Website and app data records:
-- Opening Marker --

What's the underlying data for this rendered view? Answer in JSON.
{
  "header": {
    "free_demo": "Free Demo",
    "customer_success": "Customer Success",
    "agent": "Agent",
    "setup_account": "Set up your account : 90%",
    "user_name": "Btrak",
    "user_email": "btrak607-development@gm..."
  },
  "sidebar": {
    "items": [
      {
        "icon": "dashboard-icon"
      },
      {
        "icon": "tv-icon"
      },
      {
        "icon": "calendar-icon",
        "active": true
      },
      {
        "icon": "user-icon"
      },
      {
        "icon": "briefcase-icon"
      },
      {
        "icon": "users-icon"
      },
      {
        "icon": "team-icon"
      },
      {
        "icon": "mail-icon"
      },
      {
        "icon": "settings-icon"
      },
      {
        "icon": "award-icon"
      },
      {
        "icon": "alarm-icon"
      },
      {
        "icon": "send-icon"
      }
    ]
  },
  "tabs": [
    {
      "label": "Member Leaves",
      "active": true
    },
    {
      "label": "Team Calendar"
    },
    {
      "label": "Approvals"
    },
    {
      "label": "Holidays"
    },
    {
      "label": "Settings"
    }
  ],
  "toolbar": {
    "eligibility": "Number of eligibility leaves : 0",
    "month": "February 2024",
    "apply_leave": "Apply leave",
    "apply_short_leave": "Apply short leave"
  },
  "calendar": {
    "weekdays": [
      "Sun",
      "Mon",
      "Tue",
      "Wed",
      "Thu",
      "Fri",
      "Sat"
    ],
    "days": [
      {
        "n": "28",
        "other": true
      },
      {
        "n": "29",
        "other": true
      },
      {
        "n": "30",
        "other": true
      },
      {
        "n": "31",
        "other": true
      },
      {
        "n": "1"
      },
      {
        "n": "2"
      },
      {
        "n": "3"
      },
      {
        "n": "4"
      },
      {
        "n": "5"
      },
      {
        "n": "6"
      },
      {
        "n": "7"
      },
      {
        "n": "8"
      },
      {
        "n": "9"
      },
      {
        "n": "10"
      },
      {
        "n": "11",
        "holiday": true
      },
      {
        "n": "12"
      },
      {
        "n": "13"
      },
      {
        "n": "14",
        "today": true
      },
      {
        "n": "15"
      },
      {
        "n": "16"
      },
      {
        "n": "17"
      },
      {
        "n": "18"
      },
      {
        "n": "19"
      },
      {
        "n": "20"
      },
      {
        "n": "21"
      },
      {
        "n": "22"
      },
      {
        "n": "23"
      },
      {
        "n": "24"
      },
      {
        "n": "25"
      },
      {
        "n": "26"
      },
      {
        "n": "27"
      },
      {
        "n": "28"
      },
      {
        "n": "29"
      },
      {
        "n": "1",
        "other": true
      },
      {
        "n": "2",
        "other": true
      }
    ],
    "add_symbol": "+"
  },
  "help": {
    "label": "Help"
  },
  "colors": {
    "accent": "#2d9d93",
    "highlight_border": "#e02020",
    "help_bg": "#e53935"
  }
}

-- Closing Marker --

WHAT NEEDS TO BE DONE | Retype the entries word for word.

WRITTEN RESPONSE |
What's the underlying data for this rendered view? Answer in JSON.
{
  "header": {
    "free_demo": "Free Demo",
    "customer_success": "Customer Success",
    "agent": "Agent",
    "setup_account": "Set up your account : 90%",
    "user_name": "Btrak",
    "user_email": "btrak607-development@gm..."
  },
  "sidebar": {
    "items": [
      {
        "icon": "dashboard-icon"
      },
      {
        "icon": "tv-icon"
      },
      {
        "icon": "calendar-icon",
        "active": true
      },
      {
        "icon": "user-icon"
      },
      {
        "icon": "briefcase-icon"
      },
      {
        "icon": "users-icon"
      },
      {
        "icon": "team-icon"
      },
      {
        "icon": "mail-icon"
      },
      {
        "icon": "settings-icon"
      },
      {
        "icon": "award-icon"
      },
      {
        "icon": "alarm-icon"
      },
      {
        "icon": "send-icon"
      }
    ]
  },
  "tabs": [
    {
      "label": "Member Leaves",
      "active": true
    },
    {
      "label": "Team Calendar"
    },
    {
      "label": "Approvals"
    },
    {
      "label": "Holidays"
    },
    {
      "label": "Settings"
    }
  ],
  "toolbar": {
    "eligibility": "Number of eligibility leaves : 0",
    "month": "February 2024",
    "apply_leave": "Apply leave",
    "apply_short_leave": "Apply short leave"
  },
  "calendar": {
    "weekdays": [
      "Sun",
      "Mon",
      "Tue",
      "Wed",
      "Thu",
      "Fri",
      "Sat"
    ],
    "days": [
      {
        "n": "28",
        "other": true
      },
      {
        "n": "29",
        "other": true
      },
      {
        "n": "30",
        "other": true
      },
      {
        "n": "31",
        "other": true
      },
      {
        "n": "1"
      },
      {
        "n": "2"
      },
      {
        "n": "3"
      },
      {
        "n": "4"
      },
      {
        "n": "5"
      },
      {
        "n": "6"
      },
      {
        "n": "7"
      },
      {
        "n": "8"
      },
      {
        "n": "9"
      },
      {
        "n": "10"
      },
      {
        "n": "11",
        "holiday": true
      },
      {
        "n": "12"
      },
      {
        "n": "13"
      },
      {
        "n": "14",
        "today": true
      },
      {
        "n": "15"
      },
      {
        "n": "16"
      },
      {
        "n": "17"
      },
      {
        "n": "18"
      },
      {
        "n": "19"
      },
      {
        "n": "20"
      },
      {
        "n": "21"
      },
      {
        "n": "22"
      },
      {
        "n": "23"
      },
      {
        "n": "24"
      },
      {
        "n": "25"
      },
      {
        "n": "26"
      },
      {
        "n": "27"
      },
      {
        "n": "28"
      },
      {
        "n": "29"
      },
      {
        "n": "1",
        "other": true
      },
      {
        "n": "2",
        "other": true
      }
    ],
    "add_symbol": "+"
  },
  "help": {
    "label": "Help"
  },
  "colors": {
    "accent": "#2d9d93",
    "highlight_border": "#e02020",
    "help_bg": "#e53935"
  }
}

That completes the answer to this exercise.